=== ENTRIES SHOWN ===
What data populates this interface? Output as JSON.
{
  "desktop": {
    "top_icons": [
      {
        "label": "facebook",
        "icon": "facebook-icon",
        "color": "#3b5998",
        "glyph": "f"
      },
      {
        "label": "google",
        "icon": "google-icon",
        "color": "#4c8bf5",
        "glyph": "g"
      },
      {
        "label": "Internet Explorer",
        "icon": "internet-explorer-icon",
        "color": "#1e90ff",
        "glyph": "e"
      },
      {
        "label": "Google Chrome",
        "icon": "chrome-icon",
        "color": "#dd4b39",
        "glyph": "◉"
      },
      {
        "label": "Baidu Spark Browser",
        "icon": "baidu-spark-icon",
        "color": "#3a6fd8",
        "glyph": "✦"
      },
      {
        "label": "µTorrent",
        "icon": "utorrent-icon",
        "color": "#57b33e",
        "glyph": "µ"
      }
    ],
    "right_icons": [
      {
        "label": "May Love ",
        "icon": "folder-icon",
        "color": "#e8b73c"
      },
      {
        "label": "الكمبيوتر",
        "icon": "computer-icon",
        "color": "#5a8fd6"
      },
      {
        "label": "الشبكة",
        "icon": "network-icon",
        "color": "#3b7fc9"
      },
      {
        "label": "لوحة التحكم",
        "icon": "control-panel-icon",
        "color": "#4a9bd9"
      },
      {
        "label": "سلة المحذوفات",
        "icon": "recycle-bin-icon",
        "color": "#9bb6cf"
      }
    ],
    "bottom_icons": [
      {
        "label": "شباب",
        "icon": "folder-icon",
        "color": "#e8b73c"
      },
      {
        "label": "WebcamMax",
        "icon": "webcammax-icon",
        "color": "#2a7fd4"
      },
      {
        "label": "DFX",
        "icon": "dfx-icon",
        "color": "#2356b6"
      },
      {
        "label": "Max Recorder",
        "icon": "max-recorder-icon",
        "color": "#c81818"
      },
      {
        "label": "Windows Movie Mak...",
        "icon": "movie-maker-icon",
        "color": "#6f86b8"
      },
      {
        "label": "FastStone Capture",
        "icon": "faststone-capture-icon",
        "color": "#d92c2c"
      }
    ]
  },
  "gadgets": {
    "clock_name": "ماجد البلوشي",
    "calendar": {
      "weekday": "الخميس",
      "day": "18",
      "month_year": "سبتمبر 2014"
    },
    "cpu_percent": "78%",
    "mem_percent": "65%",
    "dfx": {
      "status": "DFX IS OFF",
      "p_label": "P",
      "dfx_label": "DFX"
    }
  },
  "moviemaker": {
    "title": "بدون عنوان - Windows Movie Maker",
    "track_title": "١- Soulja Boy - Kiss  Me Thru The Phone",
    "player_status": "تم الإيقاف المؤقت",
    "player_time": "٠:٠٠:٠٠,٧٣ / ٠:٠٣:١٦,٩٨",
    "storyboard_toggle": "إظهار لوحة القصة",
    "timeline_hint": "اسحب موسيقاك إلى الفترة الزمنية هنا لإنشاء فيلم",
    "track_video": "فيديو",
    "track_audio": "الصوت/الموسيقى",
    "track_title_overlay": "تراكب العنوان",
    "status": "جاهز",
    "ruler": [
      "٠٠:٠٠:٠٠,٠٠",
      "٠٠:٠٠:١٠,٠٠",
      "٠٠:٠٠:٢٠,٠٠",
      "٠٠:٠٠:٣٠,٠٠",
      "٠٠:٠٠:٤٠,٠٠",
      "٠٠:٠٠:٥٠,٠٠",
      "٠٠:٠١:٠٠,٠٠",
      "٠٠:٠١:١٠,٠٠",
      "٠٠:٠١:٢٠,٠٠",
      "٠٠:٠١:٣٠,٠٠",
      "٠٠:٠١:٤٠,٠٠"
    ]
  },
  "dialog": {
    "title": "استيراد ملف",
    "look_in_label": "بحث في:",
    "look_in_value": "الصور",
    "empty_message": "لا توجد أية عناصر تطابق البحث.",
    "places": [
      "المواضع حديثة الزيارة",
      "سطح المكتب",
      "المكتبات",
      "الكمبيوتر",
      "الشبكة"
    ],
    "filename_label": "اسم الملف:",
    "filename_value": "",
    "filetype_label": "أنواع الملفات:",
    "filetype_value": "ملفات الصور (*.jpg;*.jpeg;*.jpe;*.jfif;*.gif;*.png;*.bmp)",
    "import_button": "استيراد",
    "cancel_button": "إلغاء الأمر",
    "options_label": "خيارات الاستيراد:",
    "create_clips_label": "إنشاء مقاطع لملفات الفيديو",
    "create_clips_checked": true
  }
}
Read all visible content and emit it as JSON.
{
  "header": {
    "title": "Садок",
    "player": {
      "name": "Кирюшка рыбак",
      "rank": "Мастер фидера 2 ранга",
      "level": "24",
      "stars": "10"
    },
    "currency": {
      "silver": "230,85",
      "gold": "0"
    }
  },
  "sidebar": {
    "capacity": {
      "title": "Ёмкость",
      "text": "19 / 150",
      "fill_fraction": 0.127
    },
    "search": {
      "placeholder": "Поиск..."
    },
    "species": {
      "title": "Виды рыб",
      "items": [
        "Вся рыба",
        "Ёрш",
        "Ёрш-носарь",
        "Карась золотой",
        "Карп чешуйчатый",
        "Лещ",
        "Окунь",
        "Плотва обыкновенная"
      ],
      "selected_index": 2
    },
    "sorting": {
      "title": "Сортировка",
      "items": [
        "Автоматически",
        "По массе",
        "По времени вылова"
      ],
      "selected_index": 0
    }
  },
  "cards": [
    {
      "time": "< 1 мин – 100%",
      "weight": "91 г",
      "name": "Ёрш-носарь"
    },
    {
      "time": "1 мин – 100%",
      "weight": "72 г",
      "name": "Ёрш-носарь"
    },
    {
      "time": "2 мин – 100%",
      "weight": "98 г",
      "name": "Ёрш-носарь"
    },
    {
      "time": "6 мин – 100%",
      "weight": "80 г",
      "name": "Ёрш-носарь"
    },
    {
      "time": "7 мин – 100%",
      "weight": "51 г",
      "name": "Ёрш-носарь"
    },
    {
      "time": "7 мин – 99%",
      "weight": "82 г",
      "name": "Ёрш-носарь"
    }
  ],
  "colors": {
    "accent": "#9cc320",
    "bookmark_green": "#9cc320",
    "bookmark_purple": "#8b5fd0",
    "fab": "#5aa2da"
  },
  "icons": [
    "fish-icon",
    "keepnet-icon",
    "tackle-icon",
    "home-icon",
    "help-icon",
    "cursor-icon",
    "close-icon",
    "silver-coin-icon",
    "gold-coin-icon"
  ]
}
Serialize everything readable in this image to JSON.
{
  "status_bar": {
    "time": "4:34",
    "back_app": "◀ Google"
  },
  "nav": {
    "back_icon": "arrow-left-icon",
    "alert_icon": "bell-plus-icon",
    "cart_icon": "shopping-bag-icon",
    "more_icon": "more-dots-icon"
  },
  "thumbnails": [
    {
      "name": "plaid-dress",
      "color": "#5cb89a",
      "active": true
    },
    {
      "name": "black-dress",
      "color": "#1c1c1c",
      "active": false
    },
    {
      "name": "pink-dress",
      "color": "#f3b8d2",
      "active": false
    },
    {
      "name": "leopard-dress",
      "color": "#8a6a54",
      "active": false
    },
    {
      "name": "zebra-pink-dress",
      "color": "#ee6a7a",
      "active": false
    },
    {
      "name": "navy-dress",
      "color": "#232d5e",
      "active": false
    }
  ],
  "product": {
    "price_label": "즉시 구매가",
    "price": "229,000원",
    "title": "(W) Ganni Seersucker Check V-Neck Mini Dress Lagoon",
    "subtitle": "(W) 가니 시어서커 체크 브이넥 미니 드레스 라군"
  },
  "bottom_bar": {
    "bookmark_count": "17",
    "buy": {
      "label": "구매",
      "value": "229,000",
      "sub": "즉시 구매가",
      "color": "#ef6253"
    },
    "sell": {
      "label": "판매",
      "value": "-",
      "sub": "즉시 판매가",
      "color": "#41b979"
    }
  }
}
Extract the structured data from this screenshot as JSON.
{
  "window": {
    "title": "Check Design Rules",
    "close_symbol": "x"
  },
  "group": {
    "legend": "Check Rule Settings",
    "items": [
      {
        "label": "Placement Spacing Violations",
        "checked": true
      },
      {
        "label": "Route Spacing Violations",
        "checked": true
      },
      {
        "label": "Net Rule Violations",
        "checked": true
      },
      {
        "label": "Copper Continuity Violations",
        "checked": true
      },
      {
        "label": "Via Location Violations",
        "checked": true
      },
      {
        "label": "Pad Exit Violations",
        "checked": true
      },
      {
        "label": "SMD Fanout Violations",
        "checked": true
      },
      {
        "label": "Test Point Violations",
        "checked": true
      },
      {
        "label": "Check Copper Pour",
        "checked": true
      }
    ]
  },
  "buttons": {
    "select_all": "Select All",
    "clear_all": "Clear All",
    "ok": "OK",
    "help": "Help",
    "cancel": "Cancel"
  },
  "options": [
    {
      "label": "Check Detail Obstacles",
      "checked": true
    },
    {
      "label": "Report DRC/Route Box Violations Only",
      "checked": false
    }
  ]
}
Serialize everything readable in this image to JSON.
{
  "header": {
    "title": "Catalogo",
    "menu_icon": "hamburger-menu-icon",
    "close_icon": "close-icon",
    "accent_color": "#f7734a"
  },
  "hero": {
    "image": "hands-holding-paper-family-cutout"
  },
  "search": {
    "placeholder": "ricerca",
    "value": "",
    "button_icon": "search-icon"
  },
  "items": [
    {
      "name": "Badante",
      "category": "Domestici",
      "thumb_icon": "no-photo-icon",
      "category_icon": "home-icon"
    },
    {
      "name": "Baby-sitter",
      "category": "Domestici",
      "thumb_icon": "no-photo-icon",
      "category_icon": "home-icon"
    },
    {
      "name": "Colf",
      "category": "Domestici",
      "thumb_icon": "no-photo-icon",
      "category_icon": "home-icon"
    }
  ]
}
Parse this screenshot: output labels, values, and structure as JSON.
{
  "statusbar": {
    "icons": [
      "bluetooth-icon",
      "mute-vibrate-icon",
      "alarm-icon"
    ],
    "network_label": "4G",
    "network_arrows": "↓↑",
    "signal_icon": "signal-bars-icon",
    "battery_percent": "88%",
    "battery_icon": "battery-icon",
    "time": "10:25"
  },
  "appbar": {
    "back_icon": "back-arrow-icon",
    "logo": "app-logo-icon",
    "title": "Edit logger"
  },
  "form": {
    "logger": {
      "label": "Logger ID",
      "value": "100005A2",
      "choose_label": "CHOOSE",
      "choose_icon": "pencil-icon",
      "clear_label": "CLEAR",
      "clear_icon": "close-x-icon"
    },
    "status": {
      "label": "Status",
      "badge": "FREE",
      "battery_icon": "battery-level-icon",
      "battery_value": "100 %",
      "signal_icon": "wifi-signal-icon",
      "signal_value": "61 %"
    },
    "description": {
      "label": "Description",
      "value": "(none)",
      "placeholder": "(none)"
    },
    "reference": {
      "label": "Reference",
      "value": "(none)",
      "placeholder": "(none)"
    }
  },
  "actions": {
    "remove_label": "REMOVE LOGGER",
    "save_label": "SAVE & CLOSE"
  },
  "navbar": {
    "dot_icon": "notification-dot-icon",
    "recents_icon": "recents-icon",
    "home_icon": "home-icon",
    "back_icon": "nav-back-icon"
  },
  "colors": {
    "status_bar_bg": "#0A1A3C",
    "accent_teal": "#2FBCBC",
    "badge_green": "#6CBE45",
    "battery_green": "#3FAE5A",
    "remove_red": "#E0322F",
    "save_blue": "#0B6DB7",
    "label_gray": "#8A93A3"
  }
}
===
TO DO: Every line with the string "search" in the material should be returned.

EXERCISE RESPONSE:
    "search": {
  "search": {
    "button_icon": "search-icon"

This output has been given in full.